Winter Wonders

Winter Wonders

I always think of January as being when winter really bites. In 2010/11 we endured minus 19C for three weeks. In subsequent winters snow and floods also made the headlines. Gardeners can be obsessed with the weather, it defines so much of our working life. We have all become more conscious of the weather in recent times, which probably lies in wider acceptance of global warming.

This winter has been remarkably mild. We only had any significant  snowfall in the last week and although we have been hit by gales they have not done the damage that was done last February by freak winds. Over the last month in the garden we have been covering plants vulnerable to cold weather with thermal fleece. We have also continued cutting back plants in the herbaceous borders.

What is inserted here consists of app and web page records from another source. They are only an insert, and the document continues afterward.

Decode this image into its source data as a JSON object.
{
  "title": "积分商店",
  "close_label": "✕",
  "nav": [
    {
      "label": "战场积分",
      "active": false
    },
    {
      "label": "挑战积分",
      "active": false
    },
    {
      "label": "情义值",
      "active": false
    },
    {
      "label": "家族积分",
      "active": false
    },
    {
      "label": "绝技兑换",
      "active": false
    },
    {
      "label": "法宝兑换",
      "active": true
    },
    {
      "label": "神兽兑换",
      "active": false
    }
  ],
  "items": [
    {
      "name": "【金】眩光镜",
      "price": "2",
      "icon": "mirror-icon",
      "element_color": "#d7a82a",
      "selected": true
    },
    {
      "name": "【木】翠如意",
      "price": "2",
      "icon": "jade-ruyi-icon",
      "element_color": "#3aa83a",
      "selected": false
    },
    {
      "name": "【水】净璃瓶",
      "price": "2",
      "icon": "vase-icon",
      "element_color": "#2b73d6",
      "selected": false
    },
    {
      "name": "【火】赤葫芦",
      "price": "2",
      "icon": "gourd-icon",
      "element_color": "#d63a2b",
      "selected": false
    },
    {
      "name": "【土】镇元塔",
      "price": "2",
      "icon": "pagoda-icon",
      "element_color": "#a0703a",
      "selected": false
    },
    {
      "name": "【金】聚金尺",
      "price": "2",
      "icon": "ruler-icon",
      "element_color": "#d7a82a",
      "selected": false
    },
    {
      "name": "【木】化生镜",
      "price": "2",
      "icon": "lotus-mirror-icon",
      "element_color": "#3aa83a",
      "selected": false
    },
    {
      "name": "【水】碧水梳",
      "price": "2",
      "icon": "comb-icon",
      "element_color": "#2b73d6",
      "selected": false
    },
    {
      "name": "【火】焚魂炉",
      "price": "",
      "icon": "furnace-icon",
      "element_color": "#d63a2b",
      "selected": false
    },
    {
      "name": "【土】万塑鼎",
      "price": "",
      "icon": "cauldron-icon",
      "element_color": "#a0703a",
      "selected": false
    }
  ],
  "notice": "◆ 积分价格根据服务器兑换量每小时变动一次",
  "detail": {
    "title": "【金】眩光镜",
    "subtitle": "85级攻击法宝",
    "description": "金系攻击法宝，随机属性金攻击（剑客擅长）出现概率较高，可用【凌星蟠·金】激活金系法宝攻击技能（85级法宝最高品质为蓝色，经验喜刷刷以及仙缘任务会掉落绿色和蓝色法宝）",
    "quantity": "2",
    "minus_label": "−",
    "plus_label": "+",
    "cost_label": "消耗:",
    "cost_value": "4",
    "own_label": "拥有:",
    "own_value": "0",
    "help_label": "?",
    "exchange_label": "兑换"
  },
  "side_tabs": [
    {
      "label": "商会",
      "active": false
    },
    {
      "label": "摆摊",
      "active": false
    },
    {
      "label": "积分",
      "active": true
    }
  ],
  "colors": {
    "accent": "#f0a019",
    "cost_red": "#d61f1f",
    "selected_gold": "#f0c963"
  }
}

We have taken some risks this winter. (Whoever said gardening was a gentle profession).  Some oversized Rhododendron fragrantissimum were planted out in autumn and are now shrouded in thermal fleece. These are usually kept in the greenhouse until they flower, after which they are displayed in the ‘Big House’. When I last dared to peak they were surviving!

There is no flower, with the exception of perhaps the snowdrop, that brightens a winter day more than that of the witch hazel or Hamamelis.  We are all easily beguiled by their bright display, which is actually made up of floral bracts, the flowers being a rather insignificant cluster.  Moreover, descendents of H. mollis, the Chinese species, also offer a spicy aroma that can fill the garden on calm days.


There are more than just witch hazels in the garden. One of the best wall shrubs for this time of year is the winter jasmine, J. nudiflorum. The cheery yellow flowers open in mild weather and contrast well with the green stems. It only lacks the spicy perfume of its summer flowering relatives. There is plenty to enjoy in January!

photo 1

Ross Underwood